researchers have devised a way to produce enhanced MRI (magnetic resonance imaging) pictures of the destructive brain lesions that cause Alzheimer’s disease. This advance using laboratory mice lays the foundation for the first imaging-based diagnostic test for living Alzheimer’s disease patients.
The new technique is currently used only with specially-bred laboratory animals, but is expected to move to human trials if these early results are sustained. The findings will appear in the May 25th issue of the journal Biochemistry, No. 20, vol. 43, and are online now at: http://pubs.acs.org/journals/bichaw/index.html.
“We are encouraged by these results because they suggest we are close to developing an Alzheimer’s disease diagnostic tool people have been waiting on for decades,” says Mayo Clinic neurology researcher and principal investigator, Joseph Poduslo, Ph.D. “A simple MRI evaluation for Alzheimer’s disease would ease the suffering of so many families, and hopefully, vastly improve patient-care options.”

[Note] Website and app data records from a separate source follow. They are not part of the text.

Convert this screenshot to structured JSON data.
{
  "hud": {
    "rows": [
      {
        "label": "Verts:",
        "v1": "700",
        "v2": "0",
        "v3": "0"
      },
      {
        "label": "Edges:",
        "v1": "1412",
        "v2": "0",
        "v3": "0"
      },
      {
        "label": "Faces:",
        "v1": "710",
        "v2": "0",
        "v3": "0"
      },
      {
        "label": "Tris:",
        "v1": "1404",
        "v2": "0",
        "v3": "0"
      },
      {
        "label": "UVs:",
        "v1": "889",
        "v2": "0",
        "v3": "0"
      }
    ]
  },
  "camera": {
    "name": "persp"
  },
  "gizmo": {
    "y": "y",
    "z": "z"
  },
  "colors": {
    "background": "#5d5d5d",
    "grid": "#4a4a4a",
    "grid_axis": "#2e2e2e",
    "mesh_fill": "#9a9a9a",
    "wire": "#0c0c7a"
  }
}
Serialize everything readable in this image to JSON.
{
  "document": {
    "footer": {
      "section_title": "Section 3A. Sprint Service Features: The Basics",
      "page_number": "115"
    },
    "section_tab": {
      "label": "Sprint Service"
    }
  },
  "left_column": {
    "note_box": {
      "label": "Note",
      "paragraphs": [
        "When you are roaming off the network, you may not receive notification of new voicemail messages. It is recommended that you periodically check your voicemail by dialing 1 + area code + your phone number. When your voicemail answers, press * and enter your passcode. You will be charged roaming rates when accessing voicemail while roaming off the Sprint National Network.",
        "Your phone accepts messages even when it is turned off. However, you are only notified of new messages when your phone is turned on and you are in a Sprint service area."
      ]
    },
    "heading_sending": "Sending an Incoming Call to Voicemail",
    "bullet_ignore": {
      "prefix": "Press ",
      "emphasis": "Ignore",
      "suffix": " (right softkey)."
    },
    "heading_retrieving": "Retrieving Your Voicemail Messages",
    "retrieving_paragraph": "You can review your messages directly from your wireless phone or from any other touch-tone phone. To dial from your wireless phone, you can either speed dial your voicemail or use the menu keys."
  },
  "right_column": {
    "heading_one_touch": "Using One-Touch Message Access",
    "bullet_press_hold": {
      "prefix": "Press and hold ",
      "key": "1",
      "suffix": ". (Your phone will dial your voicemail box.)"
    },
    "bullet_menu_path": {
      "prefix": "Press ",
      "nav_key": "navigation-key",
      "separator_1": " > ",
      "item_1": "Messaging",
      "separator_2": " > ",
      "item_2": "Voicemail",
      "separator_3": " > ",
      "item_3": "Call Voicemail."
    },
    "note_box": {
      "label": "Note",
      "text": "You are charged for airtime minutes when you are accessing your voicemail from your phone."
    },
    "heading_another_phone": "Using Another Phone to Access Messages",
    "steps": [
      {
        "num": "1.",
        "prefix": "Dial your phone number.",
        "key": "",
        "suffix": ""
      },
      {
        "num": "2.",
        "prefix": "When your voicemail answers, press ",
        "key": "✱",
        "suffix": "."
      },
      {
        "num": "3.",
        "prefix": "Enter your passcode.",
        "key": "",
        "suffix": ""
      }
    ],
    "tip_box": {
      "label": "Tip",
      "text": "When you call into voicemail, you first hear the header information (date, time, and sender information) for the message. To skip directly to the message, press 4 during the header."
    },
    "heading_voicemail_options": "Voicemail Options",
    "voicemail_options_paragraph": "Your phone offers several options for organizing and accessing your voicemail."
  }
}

The Mayo Clinic researchers have invented a nontoxic molecular probe with three desirable traits. One, it can “home in” and target the brain regions that contain the lesions known as amyloid plaques. Second, the probe’s novel chemical profile enables it to cross the blood-brain barrier to reach the plaques. This barrier normally keeps blood and other body fluids from reaching the brain. Third, and the chief goal of the experiment, the probe supplies a visual contrast chemical needed to produce high-resolution MRI images in the brains of live mice -- and ultimately, in humans.
If continued testing goes well, this procedure would enable physicians to obtain an early diagnosis in living patients, and to easily follow the progression of the disease. Currently, definitive diagnosis of Alzheimer’s is made only on the basis of finding amyloid plaques during autopsy. Most Alzheimer’s patients are tentatively diagnosed with the disease on the basis of behavioral evaluations.
The probe also may be used to evaluate the effectiveness of new Alzheimer’s therapies that are now being designed to retard the development of the destructive brain lesions that are the hallmark of the disease. Amyloid plaques are abnormal buildups of proteins that interfere with brain communication and produce typical Alzheimer’s symptoms. These include: deep and chronic forgetfulness, and loss of awareness.
The Mayo Clinic research team of neurologists, neuroscientists, biochemists and peptide synthesis specialists designed a derivative of the human amyloid-beta peptide (the molecule that contributes to plaque formation) to create a new kind of molecular probe. To test its targeting ability to find amyloid plaques in laboratory Alzheimer’s disease mice, the researchers injected the probe it into the bloodstreams of the living mice.
The probe demonstrated the strong ability to bind to amyloid plaques in mice, increased permeability at the blood-brain barrier, and contrast enhancement in MRI scans.
Researchers also tested the probe in laboratory specimens of human Alzheimer’s brains donated by families for biomedical research. While it behaved slightly differently in human brain specimens than in living mice, the probe’s ability to label plaques was encouraging.